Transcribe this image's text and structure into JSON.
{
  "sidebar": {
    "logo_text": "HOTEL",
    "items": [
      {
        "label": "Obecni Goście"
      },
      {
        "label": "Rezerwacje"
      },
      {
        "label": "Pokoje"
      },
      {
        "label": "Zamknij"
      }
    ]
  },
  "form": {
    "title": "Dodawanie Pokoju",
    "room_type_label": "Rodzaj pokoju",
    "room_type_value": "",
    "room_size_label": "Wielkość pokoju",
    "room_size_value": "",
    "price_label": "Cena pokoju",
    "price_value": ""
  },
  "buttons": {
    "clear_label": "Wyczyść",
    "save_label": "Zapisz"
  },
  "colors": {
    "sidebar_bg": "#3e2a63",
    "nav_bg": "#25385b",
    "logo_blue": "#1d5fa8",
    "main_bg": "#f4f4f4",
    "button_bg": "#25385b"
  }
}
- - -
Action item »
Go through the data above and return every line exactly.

Answer space »
Transcribe this image's text and structure into JSON.
{
  "sidebar": {
    "logo_text": "HOTEL",
    "items": [
      {
        "label": "Obecni Goście"
      },
      {
        "label": "Rezerwacje"
      },
      {
        "label": "Pokoje"
      },
      {
        "label": "Zamknij"
      }
    ]
  },
  "form": {
    "title": "Dodawanie Pokoju",
    "room_type_label": "Rodzaj pokoju",
    "room_type_value": "",
    "room_size_label": "Wielkość pokoju",
    "room_size_value": "",
    "price_label": "Cena pokoju",
    "price_value": ""
  },
  "buttons": {
    "clear_label": "Wyczyść",
    "save_label": "Zapisz"
  },
  "colors": {
    "sidebar_bg": "#3e2a63",
    "nav_bg": "#25385b",
    "logo_blue": "#1d5fa8",
    "main_bg": "#f4f4f4",
    "button_bg": "#25385b"
  }
}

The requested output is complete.